▶ **Description of the task**
Every line of the listing that holds the word "Modus" should be returned.

::::

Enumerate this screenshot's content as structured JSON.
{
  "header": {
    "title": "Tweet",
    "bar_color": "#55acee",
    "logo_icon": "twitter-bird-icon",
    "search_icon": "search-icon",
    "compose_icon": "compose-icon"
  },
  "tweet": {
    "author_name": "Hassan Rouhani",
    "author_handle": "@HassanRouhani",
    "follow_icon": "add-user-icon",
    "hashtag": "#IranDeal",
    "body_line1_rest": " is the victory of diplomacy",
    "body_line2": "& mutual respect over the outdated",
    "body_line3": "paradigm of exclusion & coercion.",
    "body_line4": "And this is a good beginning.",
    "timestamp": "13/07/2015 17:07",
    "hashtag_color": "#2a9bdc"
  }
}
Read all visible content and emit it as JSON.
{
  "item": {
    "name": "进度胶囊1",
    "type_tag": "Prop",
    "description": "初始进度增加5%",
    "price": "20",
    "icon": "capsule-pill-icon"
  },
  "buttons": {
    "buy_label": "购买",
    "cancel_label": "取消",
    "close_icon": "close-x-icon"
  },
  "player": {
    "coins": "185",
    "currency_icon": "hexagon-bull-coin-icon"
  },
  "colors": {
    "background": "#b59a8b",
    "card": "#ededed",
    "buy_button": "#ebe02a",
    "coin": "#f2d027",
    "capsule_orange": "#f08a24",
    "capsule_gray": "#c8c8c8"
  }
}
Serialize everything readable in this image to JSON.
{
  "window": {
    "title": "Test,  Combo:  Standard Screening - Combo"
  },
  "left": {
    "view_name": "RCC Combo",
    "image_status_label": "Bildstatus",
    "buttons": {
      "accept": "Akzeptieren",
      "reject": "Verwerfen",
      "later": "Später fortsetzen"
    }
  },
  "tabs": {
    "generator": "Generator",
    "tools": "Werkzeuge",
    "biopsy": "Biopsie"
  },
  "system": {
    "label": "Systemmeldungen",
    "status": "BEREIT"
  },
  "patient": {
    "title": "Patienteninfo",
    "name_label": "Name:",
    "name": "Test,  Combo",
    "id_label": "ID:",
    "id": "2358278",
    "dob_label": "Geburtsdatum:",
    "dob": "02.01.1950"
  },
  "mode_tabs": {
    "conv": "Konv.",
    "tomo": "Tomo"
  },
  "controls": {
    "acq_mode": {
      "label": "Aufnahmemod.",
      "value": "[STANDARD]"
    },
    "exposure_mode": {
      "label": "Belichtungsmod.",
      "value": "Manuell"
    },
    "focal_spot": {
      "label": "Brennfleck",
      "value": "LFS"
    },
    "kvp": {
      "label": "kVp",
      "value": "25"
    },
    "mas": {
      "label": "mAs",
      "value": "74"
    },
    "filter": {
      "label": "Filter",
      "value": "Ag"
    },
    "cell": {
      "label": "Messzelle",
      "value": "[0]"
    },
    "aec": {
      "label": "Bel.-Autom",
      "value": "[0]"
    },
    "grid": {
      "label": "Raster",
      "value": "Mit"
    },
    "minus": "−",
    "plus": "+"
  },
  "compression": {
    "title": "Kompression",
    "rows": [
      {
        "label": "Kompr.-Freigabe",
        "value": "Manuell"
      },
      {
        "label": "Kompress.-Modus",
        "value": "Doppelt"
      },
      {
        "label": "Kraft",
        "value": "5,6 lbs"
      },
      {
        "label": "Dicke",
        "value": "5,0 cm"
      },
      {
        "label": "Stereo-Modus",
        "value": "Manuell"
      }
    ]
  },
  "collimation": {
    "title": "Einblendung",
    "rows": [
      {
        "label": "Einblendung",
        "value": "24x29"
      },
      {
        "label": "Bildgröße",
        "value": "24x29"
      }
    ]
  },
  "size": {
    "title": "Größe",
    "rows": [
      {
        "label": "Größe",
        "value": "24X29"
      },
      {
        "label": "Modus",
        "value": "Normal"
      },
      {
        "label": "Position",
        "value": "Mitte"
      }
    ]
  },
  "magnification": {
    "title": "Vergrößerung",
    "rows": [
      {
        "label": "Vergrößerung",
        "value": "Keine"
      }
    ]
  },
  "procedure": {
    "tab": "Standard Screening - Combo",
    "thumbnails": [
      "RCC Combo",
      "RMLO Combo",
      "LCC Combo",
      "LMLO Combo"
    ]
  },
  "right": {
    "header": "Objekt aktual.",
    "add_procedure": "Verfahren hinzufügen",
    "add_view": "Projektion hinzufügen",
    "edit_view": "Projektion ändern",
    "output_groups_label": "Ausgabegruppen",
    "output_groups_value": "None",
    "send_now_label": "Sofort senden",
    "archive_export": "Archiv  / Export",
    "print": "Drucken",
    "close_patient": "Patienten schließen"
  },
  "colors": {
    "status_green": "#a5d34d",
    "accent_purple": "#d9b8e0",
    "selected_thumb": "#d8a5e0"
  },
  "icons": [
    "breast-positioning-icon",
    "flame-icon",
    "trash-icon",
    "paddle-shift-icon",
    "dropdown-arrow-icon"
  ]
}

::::

▶ **Output below**
        "label": "Kompress.-Modus",
        "label": "Stereo-Modus",
        "label": "Modus",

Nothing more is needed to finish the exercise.